« Reply #14 on: Today at 07:46:14 AM »
That the corporate media choose not to report on those papal sayings is not too surprising. They are agencies of power, and a very large part of their function is to distract from systematic inequality engendered by power. In that context of distraction Postman has things to say:

"What Orwell feared were those who would ban books. What Huxley feared was that there would be no reason to ban a book, for there would be no one who wanted to read one. Orwell feared those who would deprive us of information. Huxley feared those who would give us so much that we would be reduced to passivity and egoism. Orwell feared that the truth would be concealed from us. Huxley feared the truth would be drowned in a sea of irrelevance. Orwell feared we would become a captive culture. Huxley feared we would become a trivial culture, preoccupied with some equivalent of the feelies, the orgy porgy, and the centrifugal bumblepuppy. As Huxley remarked in Brave New World Revisited, the civil libertarians and rationalists who are ever on the alert to oppose tyranny "failed to take into account man's almost infinite appetite for distractions". In 1984, Huxley added, people are controlled by inflicting pain. In Brave New World, they are controlled by inflicting pleasure. In short, Orwell feared that what we hate will ruin us. Huxley feared that what we love will ruin us."

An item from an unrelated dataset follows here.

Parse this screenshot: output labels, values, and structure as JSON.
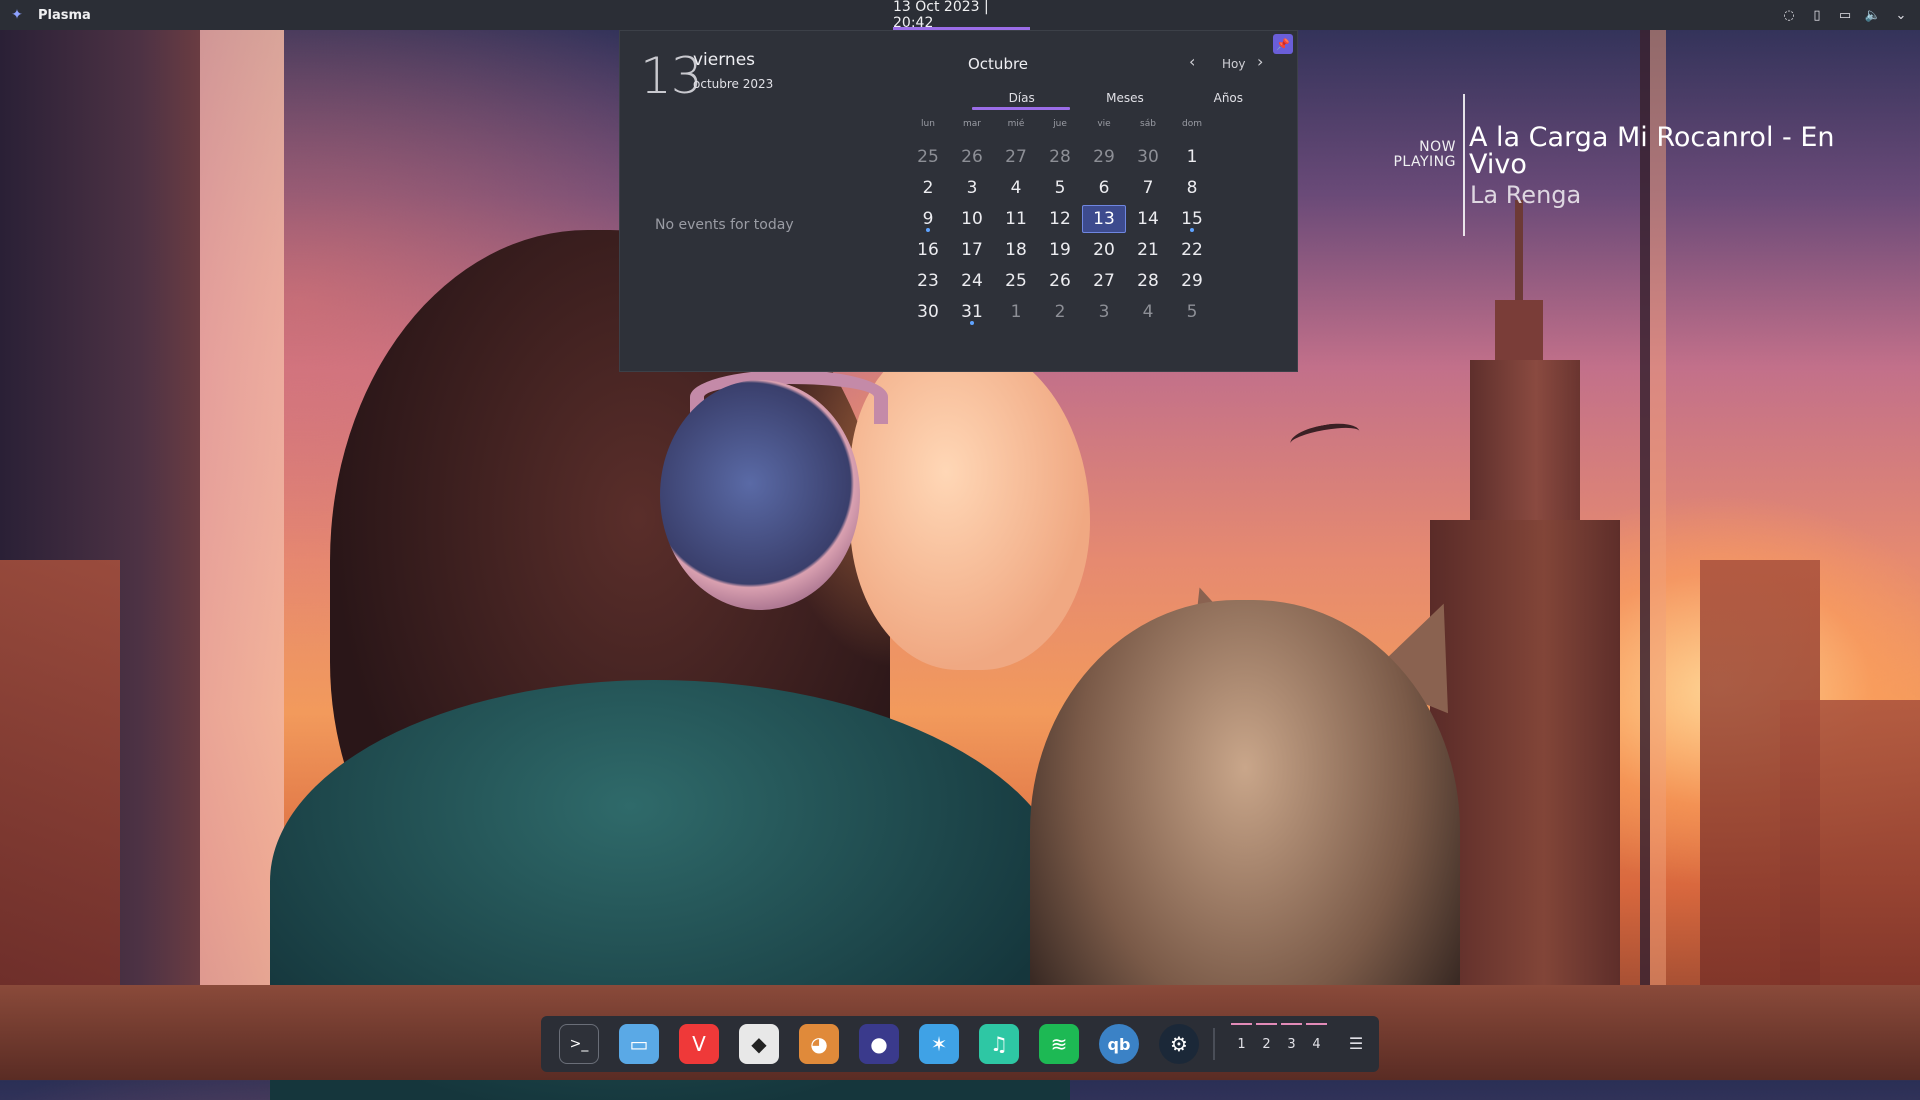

Ellul is a useful guide also. But this is getting quite far afield of this thread subject, perhaps we need a new thread about corporate media as agent of power.

sidd